• Problem description: Take each line from the material below that includes the string "interaction" and copy it.

• Data listing:
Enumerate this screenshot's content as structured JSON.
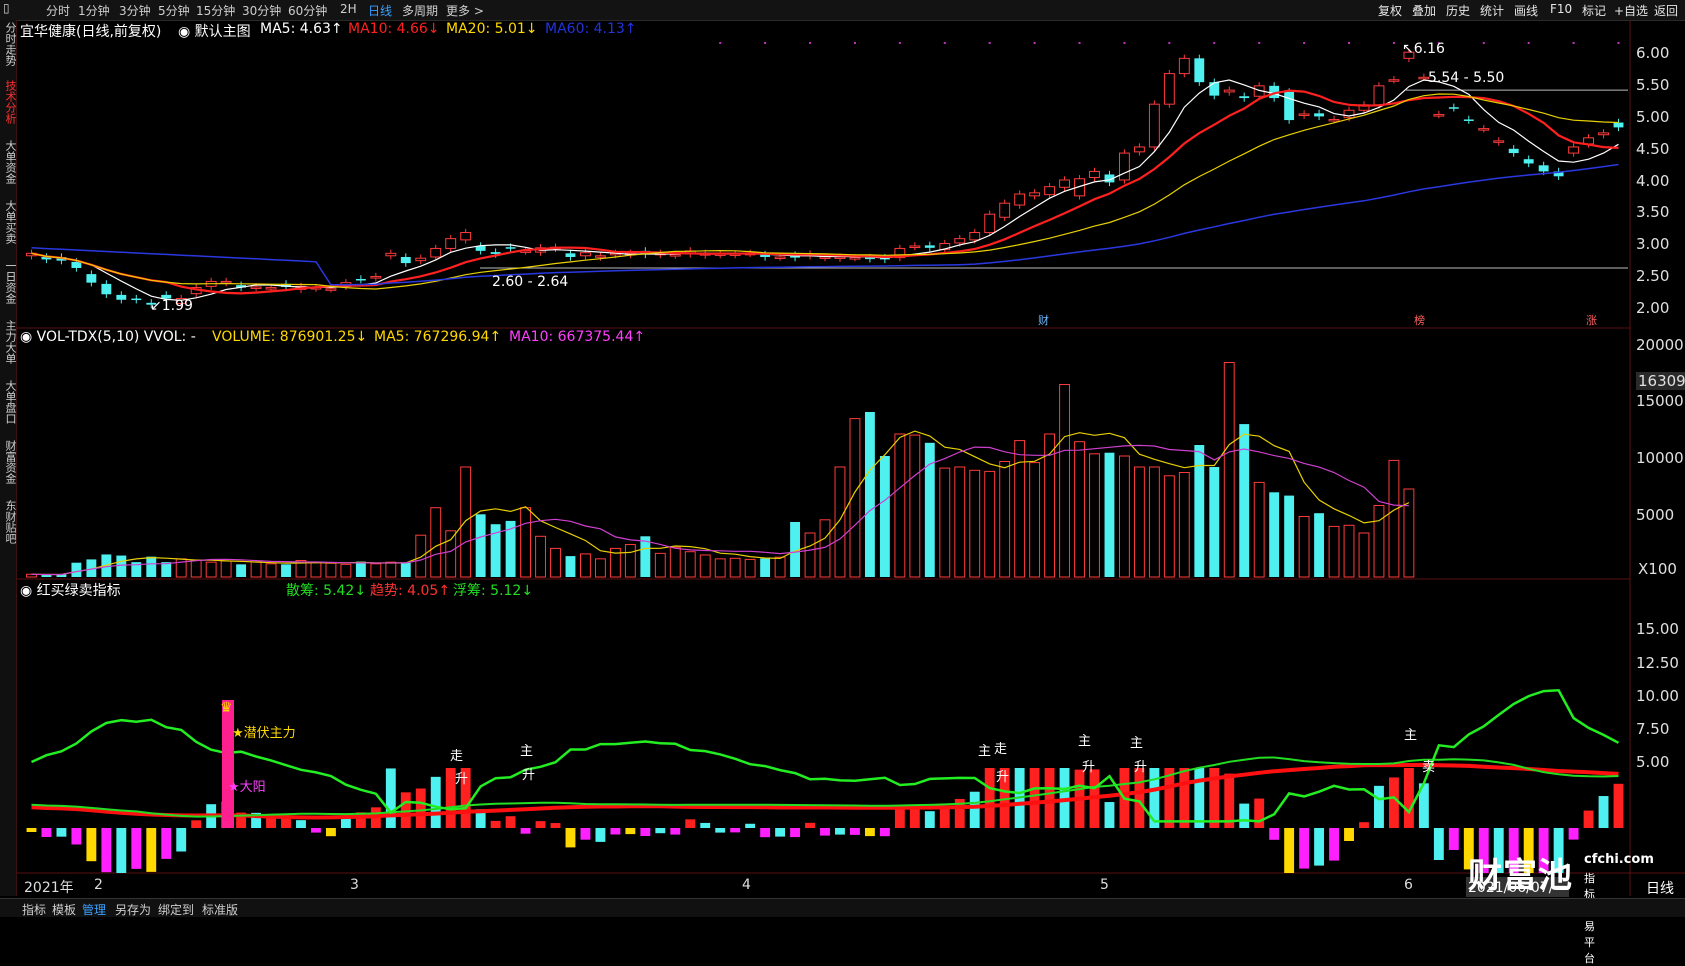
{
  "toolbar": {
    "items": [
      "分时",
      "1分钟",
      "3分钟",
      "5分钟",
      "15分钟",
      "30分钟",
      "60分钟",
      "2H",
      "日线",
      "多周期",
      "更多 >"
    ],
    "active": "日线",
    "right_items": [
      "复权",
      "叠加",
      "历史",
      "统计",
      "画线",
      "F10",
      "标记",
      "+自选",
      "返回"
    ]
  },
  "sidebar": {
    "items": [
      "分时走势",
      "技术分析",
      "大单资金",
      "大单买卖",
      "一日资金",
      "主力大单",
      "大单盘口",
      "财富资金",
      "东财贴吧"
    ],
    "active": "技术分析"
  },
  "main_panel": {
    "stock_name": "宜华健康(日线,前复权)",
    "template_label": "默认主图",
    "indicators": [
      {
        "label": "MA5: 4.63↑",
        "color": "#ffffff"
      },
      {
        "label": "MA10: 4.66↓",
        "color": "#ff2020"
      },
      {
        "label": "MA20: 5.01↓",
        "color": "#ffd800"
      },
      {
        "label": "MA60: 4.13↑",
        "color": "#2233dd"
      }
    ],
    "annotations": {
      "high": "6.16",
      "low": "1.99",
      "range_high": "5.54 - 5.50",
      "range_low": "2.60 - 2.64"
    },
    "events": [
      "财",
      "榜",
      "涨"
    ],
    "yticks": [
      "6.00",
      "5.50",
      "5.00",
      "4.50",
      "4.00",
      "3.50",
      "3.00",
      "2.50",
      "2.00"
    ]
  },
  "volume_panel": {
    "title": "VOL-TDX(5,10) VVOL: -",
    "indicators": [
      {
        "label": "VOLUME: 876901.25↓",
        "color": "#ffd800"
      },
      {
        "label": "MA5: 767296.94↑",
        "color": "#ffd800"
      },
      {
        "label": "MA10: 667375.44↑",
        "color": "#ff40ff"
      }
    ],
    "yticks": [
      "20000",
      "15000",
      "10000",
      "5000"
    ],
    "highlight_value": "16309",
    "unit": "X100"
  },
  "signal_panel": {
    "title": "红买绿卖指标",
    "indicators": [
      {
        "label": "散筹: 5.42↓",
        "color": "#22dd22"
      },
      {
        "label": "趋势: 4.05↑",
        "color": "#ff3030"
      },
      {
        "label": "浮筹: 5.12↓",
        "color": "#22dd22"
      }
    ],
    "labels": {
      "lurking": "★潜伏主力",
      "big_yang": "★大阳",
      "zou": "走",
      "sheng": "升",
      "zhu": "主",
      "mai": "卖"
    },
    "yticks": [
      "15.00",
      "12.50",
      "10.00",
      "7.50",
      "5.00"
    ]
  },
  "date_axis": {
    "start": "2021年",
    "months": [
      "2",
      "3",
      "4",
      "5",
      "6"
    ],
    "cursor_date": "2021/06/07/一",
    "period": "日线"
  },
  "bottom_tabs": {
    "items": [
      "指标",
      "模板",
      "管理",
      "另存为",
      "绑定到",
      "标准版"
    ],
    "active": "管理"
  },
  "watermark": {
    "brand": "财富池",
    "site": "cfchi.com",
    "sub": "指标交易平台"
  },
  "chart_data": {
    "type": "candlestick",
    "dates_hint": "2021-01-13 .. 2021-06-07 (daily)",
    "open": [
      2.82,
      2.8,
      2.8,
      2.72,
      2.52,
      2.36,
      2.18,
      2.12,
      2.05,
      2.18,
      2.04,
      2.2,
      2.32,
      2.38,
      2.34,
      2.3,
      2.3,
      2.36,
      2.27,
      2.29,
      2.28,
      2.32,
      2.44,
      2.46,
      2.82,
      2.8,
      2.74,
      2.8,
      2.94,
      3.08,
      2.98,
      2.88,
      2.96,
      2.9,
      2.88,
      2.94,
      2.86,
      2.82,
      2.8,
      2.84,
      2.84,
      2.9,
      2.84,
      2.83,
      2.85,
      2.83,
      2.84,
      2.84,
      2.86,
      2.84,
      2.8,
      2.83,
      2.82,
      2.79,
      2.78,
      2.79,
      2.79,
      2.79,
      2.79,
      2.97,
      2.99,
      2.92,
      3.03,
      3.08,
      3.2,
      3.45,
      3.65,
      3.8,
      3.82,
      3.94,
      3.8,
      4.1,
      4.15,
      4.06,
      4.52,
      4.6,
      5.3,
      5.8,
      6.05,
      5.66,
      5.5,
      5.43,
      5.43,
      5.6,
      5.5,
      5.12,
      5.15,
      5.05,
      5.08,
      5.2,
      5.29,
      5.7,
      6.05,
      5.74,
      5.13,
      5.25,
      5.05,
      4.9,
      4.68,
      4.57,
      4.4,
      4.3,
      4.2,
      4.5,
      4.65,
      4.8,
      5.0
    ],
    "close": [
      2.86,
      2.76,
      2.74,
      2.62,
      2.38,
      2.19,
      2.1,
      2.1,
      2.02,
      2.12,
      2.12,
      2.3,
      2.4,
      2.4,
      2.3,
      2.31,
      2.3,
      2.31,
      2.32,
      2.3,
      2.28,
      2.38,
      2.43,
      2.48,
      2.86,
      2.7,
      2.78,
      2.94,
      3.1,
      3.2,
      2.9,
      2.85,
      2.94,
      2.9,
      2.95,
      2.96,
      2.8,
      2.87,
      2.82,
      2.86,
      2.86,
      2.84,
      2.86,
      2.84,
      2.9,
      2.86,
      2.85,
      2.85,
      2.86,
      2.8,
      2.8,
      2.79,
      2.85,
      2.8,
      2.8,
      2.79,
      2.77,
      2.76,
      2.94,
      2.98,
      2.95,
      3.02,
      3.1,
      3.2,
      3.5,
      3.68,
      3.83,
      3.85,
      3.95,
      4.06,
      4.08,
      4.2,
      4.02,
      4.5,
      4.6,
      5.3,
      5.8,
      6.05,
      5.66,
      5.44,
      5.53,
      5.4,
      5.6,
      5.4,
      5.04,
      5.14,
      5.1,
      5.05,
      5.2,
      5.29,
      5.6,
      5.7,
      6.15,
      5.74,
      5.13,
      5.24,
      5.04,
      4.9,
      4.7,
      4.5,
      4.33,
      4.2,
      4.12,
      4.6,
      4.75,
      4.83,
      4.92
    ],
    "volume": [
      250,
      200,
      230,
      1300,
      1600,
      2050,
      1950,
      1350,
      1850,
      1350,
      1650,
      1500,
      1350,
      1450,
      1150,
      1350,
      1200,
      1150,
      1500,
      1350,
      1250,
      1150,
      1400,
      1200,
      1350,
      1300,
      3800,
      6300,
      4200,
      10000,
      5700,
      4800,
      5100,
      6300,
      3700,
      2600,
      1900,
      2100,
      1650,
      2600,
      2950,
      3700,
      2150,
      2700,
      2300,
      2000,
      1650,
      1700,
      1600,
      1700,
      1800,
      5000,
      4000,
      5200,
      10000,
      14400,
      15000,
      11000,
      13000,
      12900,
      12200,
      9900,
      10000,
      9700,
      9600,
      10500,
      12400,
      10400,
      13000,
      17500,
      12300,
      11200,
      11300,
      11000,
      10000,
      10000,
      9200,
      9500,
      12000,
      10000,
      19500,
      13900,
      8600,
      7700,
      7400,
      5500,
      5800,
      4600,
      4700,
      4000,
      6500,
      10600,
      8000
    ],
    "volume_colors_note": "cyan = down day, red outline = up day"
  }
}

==

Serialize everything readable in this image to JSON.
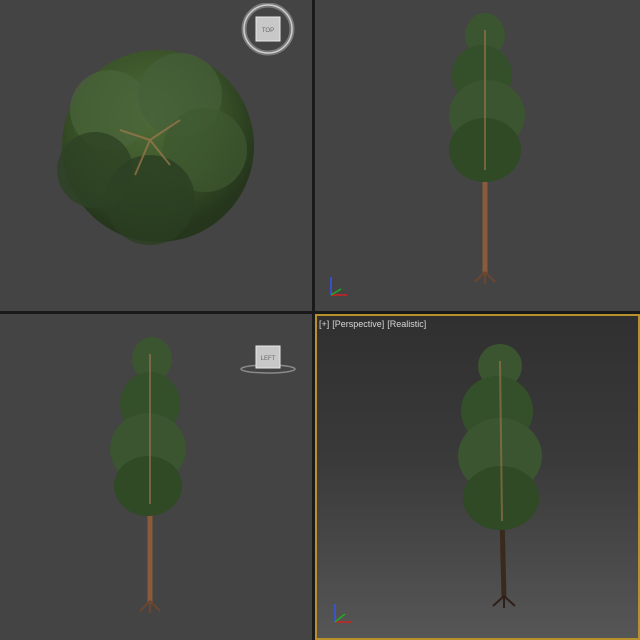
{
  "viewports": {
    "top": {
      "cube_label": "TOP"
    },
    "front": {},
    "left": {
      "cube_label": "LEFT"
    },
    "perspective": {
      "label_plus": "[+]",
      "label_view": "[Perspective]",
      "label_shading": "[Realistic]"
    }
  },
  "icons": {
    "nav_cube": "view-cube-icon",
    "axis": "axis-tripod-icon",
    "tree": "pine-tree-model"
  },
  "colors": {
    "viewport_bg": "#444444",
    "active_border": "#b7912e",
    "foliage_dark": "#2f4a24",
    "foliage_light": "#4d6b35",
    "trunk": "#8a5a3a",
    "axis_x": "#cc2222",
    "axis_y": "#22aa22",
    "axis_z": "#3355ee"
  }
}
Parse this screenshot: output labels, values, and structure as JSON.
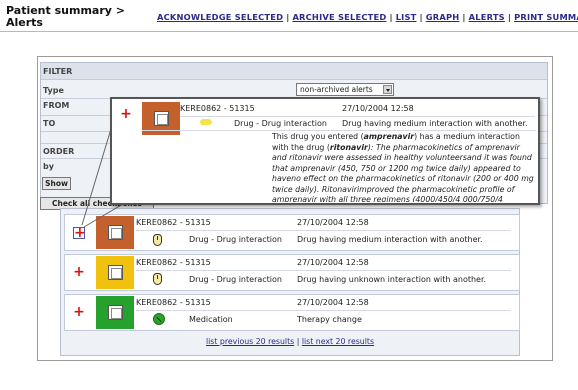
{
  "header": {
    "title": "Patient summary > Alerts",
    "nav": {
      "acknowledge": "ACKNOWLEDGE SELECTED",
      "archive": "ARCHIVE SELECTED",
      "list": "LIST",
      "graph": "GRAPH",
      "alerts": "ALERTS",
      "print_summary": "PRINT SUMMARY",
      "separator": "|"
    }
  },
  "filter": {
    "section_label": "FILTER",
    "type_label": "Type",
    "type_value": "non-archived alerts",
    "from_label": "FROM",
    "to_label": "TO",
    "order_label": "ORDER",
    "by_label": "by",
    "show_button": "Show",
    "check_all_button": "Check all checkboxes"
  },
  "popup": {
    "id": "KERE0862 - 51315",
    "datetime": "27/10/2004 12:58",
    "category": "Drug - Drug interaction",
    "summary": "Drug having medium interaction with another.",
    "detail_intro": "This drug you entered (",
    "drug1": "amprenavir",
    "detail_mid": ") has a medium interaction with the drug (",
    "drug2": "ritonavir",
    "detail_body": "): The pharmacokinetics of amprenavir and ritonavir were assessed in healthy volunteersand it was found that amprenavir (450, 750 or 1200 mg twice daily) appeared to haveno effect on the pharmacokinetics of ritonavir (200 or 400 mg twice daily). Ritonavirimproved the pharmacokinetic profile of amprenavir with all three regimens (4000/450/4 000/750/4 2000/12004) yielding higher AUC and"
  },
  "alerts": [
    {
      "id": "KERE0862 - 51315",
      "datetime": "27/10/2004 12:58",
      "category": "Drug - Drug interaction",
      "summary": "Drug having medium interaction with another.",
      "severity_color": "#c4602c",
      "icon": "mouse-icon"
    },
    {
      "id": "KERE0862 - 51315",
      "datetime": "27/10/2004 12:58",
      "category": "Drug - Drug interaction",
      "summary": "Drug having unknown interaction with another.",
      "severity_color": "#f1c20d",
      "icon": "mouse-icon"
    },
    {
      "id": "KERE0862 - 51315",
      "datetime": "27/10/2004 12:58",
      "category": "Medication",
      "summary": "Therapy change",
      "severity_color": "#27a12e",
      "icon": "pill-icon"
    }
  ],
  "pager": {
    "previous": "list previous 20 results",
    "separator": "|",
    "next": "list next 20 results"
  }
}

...

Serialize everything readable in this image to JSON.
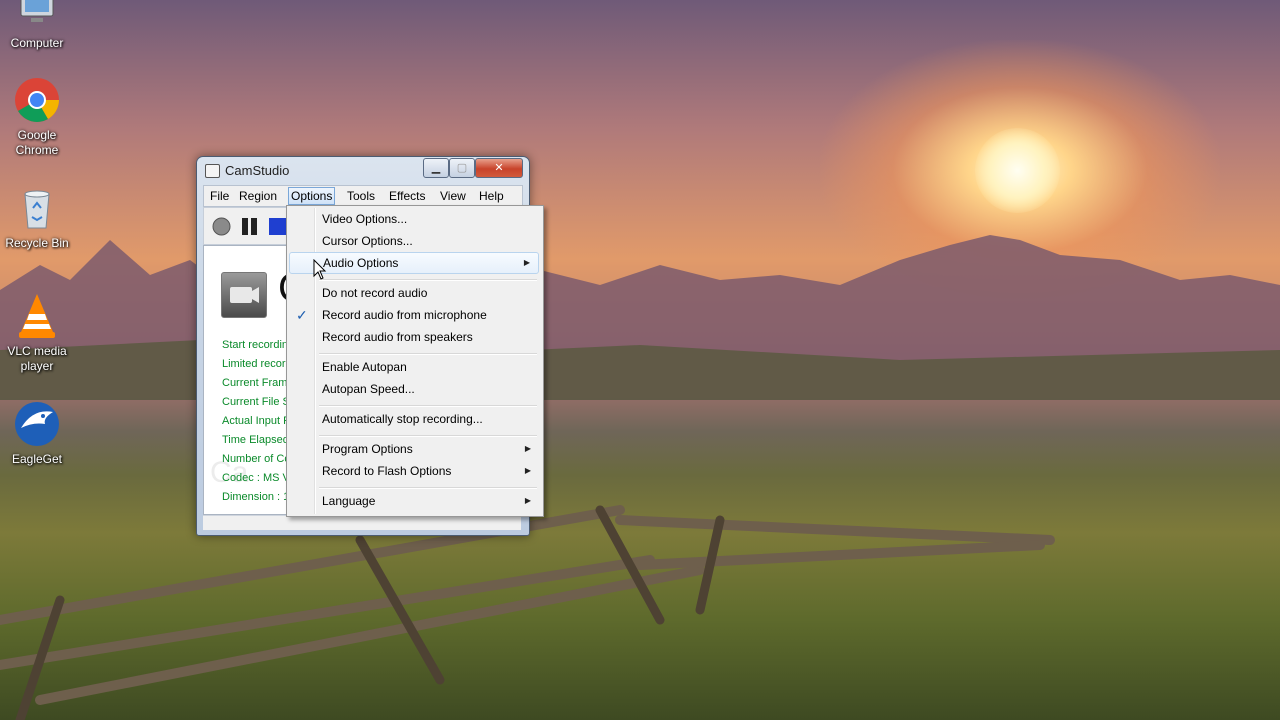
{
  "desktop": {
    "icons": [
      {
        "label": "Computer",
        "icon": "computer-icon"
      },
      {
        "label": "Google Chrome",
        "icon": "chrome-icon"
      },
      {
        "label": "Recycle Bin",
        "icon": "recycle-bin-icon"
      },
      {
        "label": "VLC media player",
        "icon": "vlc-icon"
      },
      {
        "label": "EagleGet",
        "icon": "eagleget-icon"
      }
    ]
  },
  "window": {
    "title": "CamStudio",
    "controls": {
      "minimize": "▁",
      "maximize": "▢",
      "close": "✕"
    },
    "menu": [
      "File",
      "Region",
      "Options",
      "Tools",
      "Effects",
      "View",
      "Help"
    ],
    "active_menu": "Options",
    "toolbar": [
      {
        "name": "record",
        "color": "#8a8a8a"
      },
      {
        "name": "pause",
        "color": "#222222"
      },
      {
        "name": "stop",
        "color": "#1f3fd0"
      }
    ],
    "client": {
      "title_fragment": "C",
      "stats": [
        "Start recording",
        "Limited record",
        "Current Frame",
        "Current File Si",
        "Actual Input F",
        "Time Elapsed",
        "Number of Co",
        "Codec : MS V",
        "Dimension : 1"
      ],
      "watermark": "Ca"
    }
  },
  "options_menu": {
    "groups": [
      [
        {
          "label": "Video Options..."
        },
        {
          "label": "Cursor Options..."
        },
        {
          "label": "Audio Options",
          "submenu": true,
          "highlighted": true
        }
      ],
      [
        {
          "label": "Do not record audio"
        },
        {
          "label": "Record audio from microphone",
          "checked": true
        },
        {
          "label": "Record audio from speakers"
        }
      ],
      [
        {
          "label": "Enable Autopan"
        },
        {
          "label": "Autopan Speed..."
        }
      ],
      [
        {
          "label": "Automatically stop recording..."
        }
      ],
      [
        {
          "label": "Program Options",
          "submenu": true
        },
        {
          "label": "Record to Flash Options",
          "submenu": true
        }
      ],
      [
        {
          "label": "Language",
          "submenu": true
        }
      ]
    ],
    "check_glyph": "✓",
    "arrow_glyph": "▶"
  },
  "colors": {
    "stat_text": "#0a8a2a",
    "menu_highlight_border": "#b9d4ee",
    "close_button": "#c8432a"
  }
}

• Answer box:
    "category": "Drug - Drug interaction",
    "summary": "Drug having medium interaction with another.",
    "detail_mid": ") has a medium interaction with the drug (",
      "category": "Drug - Drug interaction",
      "summary": "Drug having medium interaction with another.",
      "category": "Drug - Drug interaction",
      "summary": "Drug having unknown interaction with another.",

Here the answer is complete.